More generally, Chris Grayling’s announcement serves as a timely reminder of the importance of insider perspectives to the revival of radical penal activism, voices that, despite the recent use of peer researchers by, for instance, the Prison Reform Trust and Howard League, remain peripheral to the wider prison reform agenda. An important step to rectifying this omission is to ensure that the Downsizing Criminal Justice coalition is steered by former prisoners and the families of serving prisoners as well as academics and other career professionals. This will hopefully be facilitated through contact that the coalition has with support groups such as Women in Prison and INQUEST. A good model is provided by the Group of Friends and Families of People in Deprivation of Liberty, Minas Gerais, Brazil (http://antiprisional.blogspot.com.br), a coalition of prisoners’ families, lawyers, academics and ex-prisoners that has among other things filmed documentaries inside local prisons, published prisoner and prisoner family accounts, and organised public demonstrations.
A second, related measure is to develop insider perspectives on prison in critical criminology. To this aim, in January 2012 two academic colleagues and I founded British Convict Criminology (http://www.convictcriminology.org/bcc.htm). From teaching at University of Westminster and the Open University, and our involvement with the Prisoners Education Trust, we were aware that there are an increasing number of prisoners and former prisoners in higher education. The expansion of both university criminology courses and prisons over the last twenty years appears to have generated an otherwise unlikely convergence of experience that is potentially productive but in the case of prisoners (as opposed to prison officers) largely overlooked.
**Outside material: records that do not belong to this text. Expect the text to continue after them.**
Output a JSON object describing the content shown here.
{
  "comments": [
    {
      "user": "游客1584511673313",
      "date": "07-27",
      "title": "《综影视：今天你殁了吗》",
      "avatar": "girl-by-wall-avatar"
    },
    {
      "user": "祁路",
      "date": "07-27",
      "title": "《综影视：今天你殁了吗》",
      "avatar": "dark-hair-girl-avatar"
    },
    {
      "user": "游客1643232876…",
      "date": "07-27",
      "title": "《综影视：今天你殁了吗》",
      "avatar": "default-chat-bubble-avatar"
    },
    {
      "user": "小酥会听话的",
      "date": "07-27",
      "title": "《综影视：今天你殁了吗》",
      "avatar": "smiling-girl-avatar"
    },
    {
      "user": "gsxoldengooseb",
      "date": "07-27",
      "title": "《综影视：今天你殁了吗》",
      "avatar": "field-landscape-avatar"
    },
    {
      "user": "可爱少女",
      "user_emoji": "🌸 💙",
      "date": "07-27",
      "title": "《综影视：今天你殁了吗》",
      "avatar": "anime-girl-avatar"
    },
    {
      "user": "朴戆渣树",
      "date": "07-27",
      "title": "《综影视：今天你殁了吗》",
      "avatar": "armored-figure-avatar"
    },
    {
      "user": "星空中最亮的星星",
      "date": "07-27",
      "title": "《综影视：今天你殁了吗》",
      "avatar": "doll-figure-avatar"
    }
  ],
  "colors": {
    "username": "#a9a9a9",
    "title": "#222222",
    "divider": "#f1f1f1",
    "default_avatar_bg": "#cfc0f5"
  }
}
Based broadly on the experience of Convict Criminology in North America, our main objectives are to provide academic mentoring for prisoners and ex-prisoners studying degrees in criminology and cognate disciplines, and to provide a meeting point for collaborative research and activism. We now have close to 100 members, evenly split between prisoners, former prisoners and other ‘non-convict’ established prison researchers. We have a number of projects planned for the New Year. Importantly, our research and activism will be shaped by and through people with first-hand experience of prison.
Sacha Darke, University of Westminster
Clinks and the Mentoring and Befriending Foundation (2012) Supporting Prisoners through Mentoring and Befriending, http://www.mandbf.org/wp-content/uploads/2012/10/Clinks-and-MBF-survey-report-findings-final-version-Sept-2012.pdf
Edgar, K., Aresti, A. and Cornish, N. (2012) Out for Good: Taking Responsibility for Resettlement, London: Prison Reform Trust
The Social Innovation Project and St Giles Trust (2012) The Wire, http://www.stgilestrust.org.uk/media/22/6593/1sgt-report-final.pdf